- Accept big projects to grow your business
- Enhance the balance sheet with cash-on-hand for potential investors
Of course, if you then have to deal with a late payment, the cost of collections can balloon. At the same time, it’s challenging to take advantage of early payment discounts when you are waiting for outstanding receivables. This cash crunch severely limits business growth.
In addition to solving this issue by paying your invoices early, the invoice factoring company also takes on the admin work of handling and collecting your receivables, thus saving you time and money.
Because getting paid by your client is fairly certain, it’s a low risk, low commitment way to get funded – once your client pays their invoice, there are no strings attached.
But how do you know if that would be a smart financing decision for your business?
4 Reasons Why Selling Accounts Receivable Is a Good Idea
Here are key reasons why selling accounts receivables might be a right fit for your business:
1. Fast financing for rapid growth
The right invoice factoring solution should provide an easy way to apply for and receive cash. You can get cash fast, usually within days, instead of waiting weeks or months for working capital.
2. Flexibility with no long-term commitments
You tap into cash only when you need it and choose the invoices you want to fund, when you want to fund. Take something you already have – unpaid invoices – and turn it into a tool for cash flow—all without committing to longer-term debt.
3. Low risk for everyone
You know your customer will pay, so you know the money will come through to pay off the advance. For this reason, there is a low risk for both you and the receivable factoring company. Once your customer pays invoices to the factoring company, there are no more obligations.

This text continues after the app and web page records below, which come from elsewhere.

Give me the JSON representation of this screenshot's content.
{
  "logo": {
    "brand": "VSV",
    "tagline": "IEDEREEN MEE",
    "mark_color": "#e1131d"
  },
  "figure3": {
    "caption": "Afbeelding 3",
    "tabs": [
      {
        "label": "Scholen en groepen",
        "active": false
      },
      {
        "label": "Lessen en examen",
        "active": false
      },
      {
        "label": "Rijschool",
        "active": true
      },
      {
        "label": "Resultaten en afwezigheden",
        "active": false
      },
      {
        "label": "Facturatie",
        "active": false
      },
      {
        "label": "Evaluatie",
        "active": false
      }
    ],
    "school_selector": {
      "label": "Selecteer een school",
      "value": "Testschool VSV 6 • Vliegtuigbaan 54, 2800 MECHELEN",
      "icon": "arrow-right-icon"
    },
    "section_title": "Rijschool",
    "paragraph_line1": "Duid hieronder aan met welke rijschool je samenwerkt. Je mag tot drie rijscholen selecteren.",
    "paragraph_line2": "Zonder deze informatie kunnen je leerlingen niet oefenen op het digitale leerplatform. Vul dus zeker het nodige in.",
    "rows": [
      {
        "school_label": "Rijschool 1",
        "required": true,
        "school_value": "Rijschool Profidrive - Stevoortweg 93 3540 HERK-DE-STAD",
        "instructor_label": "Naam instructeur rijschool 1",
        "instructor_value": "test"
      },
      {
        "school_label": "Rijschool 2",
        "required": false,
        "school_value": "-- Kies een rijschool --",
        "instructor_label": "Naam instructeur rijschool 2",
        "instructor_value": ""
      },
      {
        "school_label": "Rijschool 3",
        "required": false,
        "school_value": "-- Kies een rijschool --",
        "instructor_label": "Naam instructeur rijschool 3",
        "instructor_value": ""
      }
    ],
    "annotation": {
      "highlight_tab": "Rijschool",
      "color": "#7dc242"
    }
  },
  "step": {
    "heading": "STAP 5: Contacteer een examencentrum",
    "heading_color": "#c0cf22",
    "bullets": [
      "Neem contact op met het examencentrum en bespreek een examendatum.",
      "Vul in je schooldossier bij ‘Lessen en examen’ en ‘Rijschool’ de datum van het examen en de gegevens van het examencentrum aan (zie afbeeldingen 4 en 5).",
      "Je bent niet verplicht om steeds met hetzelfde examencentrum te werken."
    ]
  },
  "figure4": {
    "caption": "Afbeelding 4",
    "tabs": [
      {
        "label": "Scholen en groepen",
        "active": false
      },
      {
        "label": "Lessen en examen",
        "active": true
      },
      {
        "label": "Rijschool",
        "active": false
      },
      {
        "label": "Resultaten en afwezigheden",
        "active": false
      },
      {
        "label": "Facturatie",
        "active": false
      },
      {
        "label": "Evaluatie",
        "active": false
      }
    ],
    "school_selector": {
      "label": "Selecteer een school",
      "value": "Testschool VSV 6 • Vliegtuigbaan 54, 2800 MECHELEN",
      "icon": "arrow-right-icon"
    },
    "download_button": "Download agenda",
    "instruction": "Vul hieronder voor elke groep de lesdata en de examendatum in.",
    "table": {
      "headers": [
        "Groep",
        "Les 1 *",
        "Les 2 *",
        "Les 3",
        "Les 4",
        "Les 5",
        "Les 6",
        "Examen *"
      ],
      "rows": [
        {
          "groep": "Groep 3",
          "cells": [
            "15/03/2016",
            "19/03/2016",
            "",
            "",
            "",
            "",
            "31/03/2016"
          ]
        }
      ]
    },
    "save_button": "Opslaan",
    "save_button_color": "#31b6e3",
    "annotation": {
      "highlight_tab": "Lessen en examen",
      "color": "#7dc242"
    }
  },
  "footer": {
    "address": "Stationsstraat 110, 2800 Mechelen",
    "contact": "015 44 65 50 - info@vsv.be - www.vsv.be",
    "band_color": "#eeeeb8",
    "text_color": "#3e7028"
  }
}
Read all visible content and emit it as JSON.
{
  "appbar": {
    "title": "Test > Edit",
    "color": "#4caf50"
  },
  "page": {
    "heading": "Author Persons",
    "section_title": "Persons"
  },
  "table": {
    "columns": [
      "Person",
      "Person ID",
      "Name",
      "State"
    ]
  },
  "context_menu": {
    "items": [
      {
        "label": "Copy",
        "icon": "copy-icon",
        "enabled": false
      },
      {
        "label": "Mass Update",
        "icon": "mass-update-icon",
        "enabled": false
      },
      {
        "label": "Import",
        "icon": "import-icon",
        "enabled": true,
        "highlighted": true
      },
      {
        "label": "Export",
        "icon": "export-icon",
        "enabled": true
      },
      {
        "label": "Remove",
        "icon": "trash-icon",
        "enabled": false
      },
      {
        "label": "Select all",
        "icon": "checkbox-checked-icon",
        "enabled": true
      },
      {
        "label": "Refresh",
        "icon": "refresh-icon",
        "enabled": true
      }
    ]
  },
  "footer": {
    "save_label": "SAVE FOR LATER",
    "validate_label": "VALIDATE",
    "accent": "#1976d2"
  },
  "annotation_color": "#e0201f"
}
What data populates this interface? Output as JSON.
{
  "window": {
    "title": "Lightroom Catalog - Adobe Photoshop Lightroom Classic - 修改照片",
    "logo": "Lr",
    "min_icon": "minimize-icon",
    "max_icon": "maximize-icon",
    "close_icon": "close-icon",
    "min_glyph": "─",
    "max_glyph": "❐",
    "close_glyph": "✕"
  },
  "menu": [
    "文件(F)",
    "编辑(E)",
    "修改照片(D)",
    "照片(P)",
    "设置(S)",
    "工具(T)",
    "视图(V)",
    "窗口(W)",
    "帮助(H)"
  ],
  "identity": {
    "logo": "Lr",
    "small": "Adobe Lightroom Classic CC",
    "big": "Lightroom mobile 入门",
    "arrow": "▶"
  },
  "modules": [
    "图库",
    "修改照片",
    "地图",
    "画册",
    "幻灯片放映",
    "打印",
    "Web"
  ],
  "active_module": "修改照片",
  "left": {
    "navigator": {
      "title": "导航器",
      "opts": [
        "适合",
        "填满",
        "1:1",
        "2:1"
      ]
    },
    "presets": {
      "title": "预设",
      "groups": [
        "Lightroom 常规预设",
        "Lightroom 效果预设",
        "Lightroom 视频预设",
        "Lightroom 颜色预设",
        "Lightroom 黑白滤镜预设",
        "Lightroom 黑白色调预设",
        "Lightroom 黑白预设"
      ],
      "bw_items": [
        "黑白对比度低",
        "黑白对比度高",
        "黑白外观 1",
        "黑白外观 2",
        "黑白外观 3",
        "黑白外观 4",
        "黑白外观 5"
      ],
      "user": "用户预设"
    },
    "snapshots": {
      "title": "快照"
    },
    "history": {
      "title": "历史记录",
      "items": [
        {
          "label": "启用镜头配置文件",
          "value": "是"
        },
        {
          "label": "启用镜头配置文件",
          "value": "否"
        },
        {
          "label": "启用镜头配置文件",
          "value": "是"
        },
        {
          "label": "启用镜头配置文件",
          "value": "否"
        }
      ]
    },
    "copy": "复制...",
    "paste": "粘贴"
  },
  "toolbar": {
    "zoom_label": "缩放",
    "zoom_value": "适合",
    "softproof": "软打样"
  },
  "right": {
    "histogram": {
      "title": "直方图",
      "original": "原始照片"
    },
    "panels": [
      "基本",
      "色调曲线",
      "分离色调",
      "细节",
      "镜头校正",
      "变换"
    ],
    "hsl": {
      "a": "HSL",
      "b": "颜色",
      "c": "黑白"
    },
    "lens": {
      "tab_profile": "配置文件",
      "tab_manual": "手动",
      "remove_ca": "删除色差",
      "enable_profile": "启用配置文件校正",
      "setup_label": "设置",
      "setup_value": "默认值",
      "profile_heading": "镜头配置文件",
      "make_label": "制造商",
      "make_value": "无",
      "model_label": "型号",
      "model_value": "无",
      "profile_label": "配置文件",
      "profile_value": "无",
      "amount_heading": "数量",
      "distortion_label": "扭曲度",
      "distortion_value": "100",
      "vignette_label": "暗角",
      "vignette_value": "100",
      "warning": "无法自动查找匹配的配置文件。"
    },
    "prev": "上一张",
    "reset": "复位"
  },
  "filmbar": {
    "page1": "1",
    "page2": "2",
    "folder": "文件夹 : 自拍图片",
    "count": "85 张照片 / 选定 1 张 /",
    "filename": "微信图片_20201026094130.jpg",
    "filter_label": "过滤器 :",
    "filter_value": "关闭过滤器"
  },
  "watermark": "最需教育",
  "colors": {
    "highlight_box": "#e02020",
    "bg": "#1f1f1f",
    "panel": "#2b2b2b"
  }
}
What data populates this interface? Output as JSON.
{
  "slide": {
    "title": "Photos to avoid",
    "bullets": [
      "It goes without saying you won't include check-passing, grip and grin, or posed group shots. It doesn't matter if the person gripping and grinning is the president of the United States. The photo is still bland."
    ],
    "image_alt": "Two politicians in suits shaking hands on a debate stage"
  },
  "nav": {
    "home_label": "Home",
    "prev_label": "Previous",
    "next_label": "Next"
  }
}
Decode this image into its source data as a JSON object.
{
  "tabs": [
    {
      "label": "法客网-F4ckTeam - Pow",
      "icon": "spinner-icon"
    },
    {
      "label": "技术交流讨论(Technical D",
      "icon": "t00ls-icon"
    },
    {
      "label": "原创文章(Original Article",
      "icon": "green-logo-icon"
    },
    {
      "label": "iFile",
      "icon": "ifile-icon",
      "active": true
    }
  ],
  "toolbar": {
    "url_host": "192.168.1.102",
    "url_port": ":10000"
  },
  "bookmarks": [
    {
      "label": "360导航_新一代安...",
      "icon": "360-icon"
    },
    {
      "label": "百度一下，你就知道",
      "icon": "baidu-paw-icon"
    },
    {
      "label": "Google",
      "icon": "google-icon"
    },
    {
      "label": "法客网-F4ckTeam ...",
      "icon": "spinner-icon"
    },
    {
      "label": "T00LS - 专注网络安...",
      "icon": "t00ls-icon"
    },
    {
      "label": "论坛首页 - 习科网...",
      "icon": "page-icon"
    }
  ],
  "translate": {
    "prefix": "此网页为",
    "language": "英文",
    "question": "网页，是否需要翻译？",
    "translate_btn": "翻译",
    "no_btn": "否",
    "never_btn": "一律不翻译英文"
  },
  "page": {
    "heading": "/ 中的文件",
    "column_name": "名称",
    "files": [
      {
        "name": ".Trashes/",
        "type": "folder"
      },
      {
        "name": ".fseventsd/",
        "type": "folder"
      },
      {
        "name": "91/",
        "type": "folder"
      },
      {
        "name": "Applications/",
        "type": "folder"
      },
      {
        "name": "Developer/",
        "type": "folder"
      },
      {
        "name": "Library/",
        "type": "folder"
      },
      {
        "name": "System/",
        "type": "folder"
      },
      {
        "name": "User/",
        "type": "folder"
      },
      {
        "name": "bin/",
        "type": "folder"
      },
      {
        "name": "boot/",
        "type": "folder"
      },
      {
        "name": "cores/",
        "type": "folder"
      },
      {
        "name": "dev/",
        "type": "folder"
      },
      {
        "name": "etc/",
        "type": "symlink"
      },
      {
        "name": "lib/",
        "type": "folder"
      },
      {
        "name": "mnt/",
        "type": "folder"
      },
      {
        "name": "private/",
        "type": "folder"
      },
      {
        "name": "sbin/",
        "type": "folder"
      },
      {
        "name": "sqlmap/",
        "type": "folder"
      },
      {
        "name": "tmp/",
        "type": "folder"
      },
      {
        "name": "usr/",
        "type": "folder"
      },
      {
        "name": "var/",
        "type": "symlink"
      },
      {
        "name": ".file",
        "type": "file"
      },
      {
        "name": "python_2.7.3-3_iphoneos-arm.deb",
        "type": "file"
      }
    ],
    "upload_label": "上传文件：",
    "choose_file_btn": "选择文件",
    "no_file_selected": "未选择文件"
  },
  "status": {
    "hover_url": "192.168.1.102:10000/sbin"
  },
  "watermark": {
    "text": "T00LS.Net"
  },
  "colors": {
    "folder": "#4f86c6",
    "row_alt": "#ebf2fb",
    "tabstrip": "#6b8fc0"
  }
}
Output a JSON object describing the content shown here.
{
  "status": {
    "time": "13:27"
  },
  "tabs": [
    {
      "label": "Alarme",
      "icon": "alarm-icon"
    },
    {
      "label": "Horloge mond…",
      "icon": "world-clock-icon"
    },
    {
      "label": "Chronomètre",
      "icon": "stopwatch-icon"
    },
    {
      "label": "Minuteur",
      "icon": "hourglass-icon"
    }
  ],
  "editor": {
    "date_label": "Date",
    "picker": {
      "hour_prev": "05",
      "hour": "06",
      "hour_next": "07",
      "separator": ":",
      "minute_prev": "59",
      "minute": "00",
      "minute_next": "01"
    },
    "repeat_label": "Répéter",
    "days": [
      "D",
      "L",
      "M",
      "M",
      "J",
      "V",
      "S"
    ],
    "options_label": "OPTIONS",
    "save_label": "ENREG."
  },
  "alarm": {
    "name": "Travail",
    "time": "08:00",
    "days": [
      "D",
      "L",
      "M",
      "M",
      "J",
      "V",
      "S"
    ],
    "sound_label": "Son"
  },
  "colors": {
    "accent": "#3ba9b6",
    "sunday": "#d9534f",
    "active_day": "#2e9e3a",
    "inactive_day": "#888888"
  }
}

4. Easy to apply for, track, and manage invoice factoring
With FundThrough, it takes less than 5 minutes to apply, and our AI technology generates automated funding offers in minutes. Furthermore, our integration with QuickBooks reduces the manual work of uploading invoices. Plus, you can track and manage your funded invoices with complete transparency on our platform.
How to Sell Your Account Receivables?
The best way to see how you can start selling accounts receivables is to take a quick assessment to see if you qualify with FundThrough.
Once you qualify for invoice factoring, you can choose which invoices to finance. After the approval is complete, the funding is deposited directly into your bank account, often within days.
Ask anyone in business and they’ll tell you that it takes money to make money. But if you’re a new business owner, you might be